(Element data from apps and pages)
== Segment start ==
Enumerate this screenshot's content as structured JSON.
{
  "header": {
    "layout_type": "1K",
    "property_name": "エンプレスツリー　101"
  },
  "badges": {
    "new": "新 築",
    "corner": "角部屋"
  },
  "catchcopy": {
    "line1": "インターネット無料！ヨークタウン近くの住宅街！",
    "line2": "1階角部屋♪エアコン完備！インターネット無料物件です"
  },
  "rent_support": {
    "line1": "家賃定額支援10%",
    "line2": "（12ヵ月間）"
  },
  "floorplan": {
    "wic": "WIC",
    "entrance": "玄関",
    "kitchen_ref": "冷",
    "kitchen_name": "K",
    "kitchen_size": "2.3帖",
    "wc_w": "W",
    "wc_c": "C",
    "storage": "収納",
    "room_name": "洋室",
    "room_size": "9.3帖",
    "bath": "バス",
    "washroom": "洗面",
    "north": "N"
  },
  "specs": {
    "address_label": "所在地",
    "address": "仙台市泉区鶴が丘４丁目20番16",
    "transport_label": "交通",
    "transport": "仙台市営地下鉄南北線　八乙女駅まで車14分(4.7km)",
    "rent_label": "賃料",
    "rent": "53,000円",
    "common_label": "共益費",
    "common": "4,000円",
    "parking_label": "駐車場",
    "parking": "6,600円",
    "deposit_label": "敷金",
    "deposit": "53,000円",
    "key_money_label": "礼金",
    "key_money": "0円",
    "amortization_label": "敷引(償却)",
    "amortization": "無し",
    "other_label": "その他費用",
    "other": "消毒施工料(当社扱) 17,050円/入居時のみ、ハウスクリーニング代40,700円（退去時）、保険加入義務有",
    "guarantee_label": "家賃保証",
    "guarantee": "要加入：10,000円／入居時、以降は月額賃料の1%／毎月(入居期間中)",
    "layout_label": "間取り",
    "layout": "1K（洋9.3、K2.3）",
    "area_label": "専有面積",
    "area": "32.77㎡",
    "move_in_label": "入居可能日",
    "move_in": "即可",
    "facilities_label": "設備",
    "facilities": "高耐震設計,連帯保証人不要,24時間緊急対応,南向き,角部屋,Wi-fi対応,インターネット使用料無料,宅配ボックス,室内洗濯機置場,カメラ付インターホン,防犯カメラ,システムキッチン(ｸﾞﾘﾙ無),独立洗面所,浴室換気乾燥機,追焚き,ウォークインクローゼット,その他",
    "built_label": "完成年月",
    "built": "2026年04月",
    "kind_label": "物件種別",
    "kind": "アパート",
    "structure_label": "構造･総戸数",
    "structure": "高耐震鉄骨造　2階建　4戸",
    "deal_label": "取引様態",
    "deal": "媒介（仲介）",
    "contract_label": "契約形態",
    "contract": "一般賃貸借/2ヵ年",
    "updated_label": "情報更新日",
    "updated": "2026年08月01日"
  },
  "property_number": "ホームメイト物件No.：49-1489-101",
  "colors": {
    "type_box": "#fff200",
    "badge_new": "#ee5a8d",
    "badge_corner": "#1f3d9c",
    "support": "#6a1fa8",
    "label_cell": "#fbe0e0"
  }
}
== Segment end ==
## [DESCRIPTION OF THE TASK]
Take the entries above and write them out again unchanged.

## [RESULT FOR THIS TASK]
Enumerate this screenshot's content as structured JSON.
{
  "header": {
    "layout_type": "1K",
    "property_name": "エンプレスツリー　101"
  },
  "badges": {
    "new": "新 築",
    "corner": "角部屋"
  },
  "catchcopy": {
    "line1": "インターネット無料！ヨークタウン近くの住宅街！",
    "line2": "1階角部屋♪エアコン完備！インターネット無料物件です"
  },
  "rent_support": {
    "line1": "家賃定額支援10%",
    "line2": "（12ヵ月間）"
  },
  "floorplan": {
    "wic": "WIC",
    "entrance": "玄関",
    "kitchen_ref": "冷",
    "kitchen_name": "K",
    "kitchen_size": "2.3帖",
    "wc_w": "W",
    "wc_c": "C",
    "storage": "収納",
    "room_name": "洋室",
    "room_size": "9.3帖",
    "bath": "バス",
    "washroom": "洗面",
    "north": "N"
  },
  "specs": {
    "address_label": "所在地",
    "address": "仙台市泉区鶴が丘４丁目20番16",
    "transport_label": "交通",
    "transport": "仙台市営地下鉄南北線　八乙女駅まで車14分(4.7km)",
    "rent_label": "賃料",
    "rent": "53,000円",
    "common_label": "共益費",
    "common": "4,000円",
    "parking_label": "駐車場",
    "parking": "6,600円",
    "deposit_label": "敷金",
    "deposit": "53,000円",
    "key_money_label": "礼金",
    "key_money": "0円",
    "amortization_label": "敷引(償却)",
    "amortization": "無し",
    "other_label": "その他費用",
    "other": "消毒施工料(当社扱) 17,050円/入居時のみ、ハウスクリーニング代40,700円（退去時）、保険加入義務有",
    "guarantee_label": "家賃保証",
    "guarantee": "要加入：10,000円／入居時、以降は月額賃料の1%／毎月(入居期間中)",
    "layout_label": "間取り",
    "layout": "1K（洋9.3、K2.3）",
    "area_label": "専有面積",
    "area": "32.77㎡",
    "move_in_label": "入居可能日",
    "move_in": "即可",
    "facilities_label": "設備",
    "facilities": "高耐震設計,連帯保証人不要,24時間緊急対応,南向き,角部屋,Wi-fi対応,インターネット使用料無料,宅配ボックス,室内洗濯機置場,カメラ付インターホン,防犯カメラ,システムキッチン(ｸﾞﾘﾙ無),独立洗面所,浴室換気乾燥機,追焚き,ウォークインクローゼット,その他",
    "built_label": "完成年月",
    "built": "2026年04月",
    "kind_label": "物件種別",
    "kind": "アパート",
    "structure_label": "構造･総戸数",
    "structure": "高耐震鉄骨造　2階建　4戸",
    "deal_label": "取引様態",
    "deal": "媒介（仲介）",
    "contract_label": "契約形態",
    "contract": "一般賃貸借/2ヵ年",
    "updated_label": "情報更新日",
    "updated": "2026年08月01日"
  },
  "property_number": "ホームメイト物件No.：49-1489-101",
  "colors": {
    "type_box": "#fff200",
    "badge_new": "#ee5a8d",
    "badge_corner": "#1f3d9c",
    "support": "#6a1fa8",
    "label_cell": "#fbe0e0"
  }
}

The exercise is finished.